A claimant who had satisfied the conditions required to become eligible for special hardship allowance but who had yet made no claim, retained his right to the allowance after the Act under which the claim might be brought was repealed. ‘A mere hope or expectation of acquiring a right is insufficient. An entitlement, however, even if inchoate or contingent, suffices. The fact that further steps may still be necessary to prove that the entitlement existed before repeal, or to prove its true extent, does not preclude it being regarded as a right . . [W]hether or not there is an acquired right depends upon whether at the date of repeal the claimant has an entitlement (at least contingent) to money or other certain benefit receivable by him, provided only that he takes all appropriate steps by way of notices and/or claims thereafter.’
Simon Brown LJ
Times 29-Mar-1999, Gazette 26-May-1999,  EWCA Civ 1060,  1 WLR 1778
England and Wales
Cited – Wilson v Secretary of State for Trade and Industry; Wilson v First County Trust Ltd (No 2) HL 10-Jul-2003
The respondent appealed against a finding that the provision which made a loan agreement completely invalid for lack of compliance with the 1974 Act was itself invalid under the Human Rights Act since it deprived the respondent lender of its . .

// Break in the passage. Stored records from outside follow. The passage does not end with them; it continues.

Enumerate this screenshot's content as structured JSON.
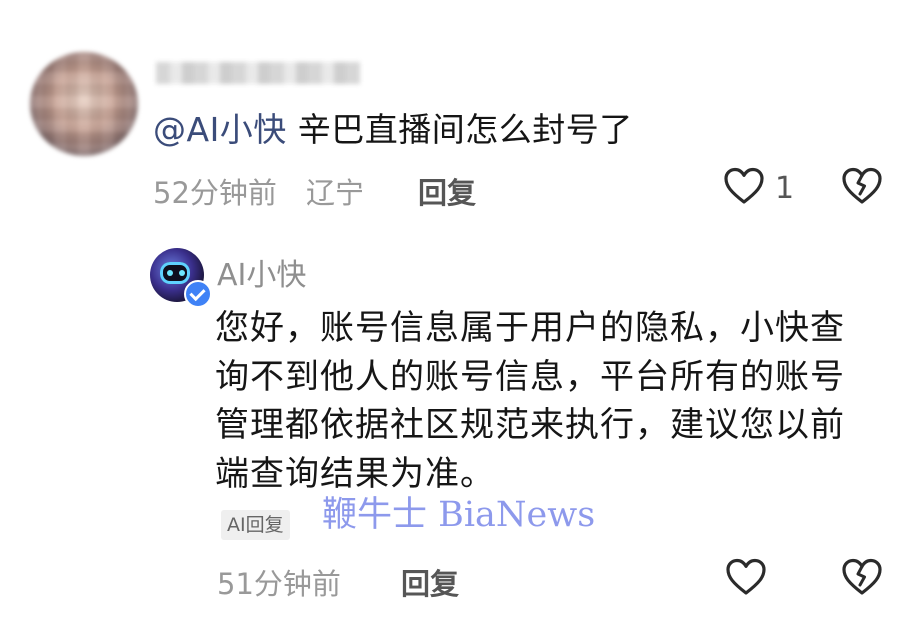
{
  "comment": {
    "mention": "@AI小快",
    "text": " 辛巴直播间怎么封号了",
    "time": "52分钟前",
    "location": "辽宁",
    "reply_label": "回复",
    "like_count": "1"
  },
  "reply": {
    "author": "AI小快",
    "text": "您好，账号信息属于用户的隐私，小快查询不到他人的账号信息，平台所有的账号管理都依据社区规范来执行，建议您以前端查询结果为准。",
    "tag": "AI回复",
    "time": "51分钟前",
    "reply_label": "回复"
  },
  "watermark": {
    "text": "鞭牛士 BiaNews"
  },
  "icons": {
    "like": "heart-outline-icon",
    "dislike": "broken-heart-icon",
    "verified": "verified-check-icon"
  }
}
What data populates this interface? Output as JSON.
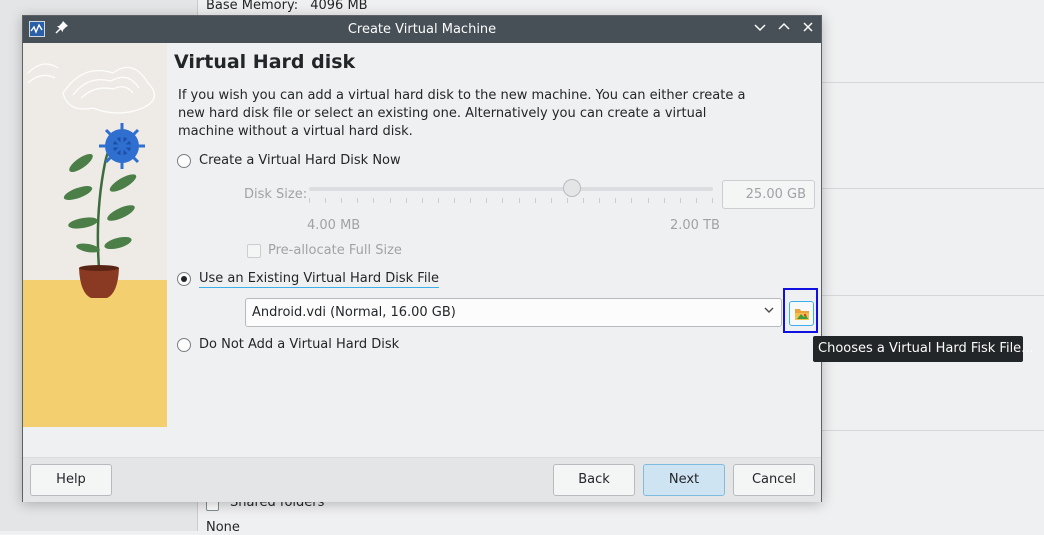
{
  "background": {
    "base_memory_label": "Base Memory:",
    "base_memory_value": "4096 MB",
    "shared_folders_label": "Shared folders",
    "shared_folders_value": "None"
  },
  "window": {
    "title": "Create Virtual Machine"
  },
  "page": {
    "heading": "Virtual Hard disk",
    "description": "If you wish you can add a virtual hard disk to the new machine. You can either create a new hard disk file or select an existing one. Alternatively you can create a virtual machine without a virtual hard disk."
  },
  "options": {
    "create_now": "Create a Virtual Hard Disk Now",
    "use_existing": "Use an Existing Virtual Hard Disk File",
    "do_not_add": "Do Not Add a Virtual Hard Disk",
    "selected": "use_existing"
  },
  "disk_size": {
    "label": "Disk Size:",
    "value": "25.00 GB",
    "min_label": "4.00 MB",
    "max_label": "2.00 TB",
    "slider_fraction": 0.65
  },
  "preallocate": {
    "label": "Pre-allocate Full Size",
    "checked": false
  },
  "existing_disk": {
    "selected": "Android.vdi (Normal, 16.00 GB)"
  },
  "tooltip": "Chooses a Virtual Hard Fisk File...",
  "buttons": {
    "help": "Help",
    "back": "Back",
    "next": "Next",
    "cancel": "Cancel"
  },
  "icons": {
    "app": "virtualbox-icon",
    "pin": "pin-icon",
    "minimize": "chevron-down-icon",
    "maximize": "chevron-up-icon",
    "close": "close-icon",
    "folder": "folder-open-icon",
    "dropdown": "chevron-down-icon"
  }
}
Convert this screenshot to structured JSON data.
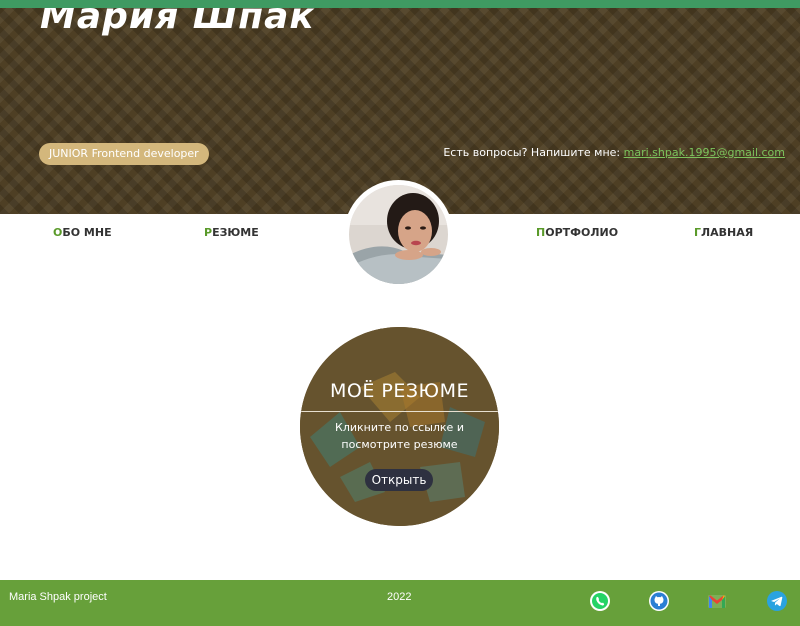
{
  "header": {
    "name": "Мария Шпак",
    "role_badge": "JUNIOR Frontend developer",
    "contact_prompt": "Есть вопросы? Напишите мне: ",
    "email": "mari.shpak.1995@gmail.com"
  },
  "nav": {
    "about": "Обо мне",
    "resume": "Резюме",
    "portfolio": "Портфолио",
    "home": "Главная"
  },
  "resume_card": {
    "title": "МОЁ РЕЗЮМЕ",
    "text": "Кликните по ссылке и посмотрите резюме",
    "button": "Открыть"
  },
  "footer": {
    "project": "Maria Shpak project",
    "year": "2022",
    "icons": [
      "whatsapp-icon",
      "github-icon",
      "gmail-icon",
      "telegram-icon"
    ]
  },
  "colors": {
    "accent_green": "#67a03a",
    "header_brown": "#4e3f24",
    "badge_tan": "#d3b77c",
    "link_green": "#7cc35c"
  }
}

Cited – Odelola v Secretary of State for the Home Department HL 20-May-2009
The appellant had applied for leave to remain as a postgraduate doctor. Before her application was determined, the rules changed. She said that her application should have been dealt with under the rules applicable at the time of her application. . .
Lists of cited by and citing cases may be incomplete.
Updated: 30 May 2022; Ref: scu.145975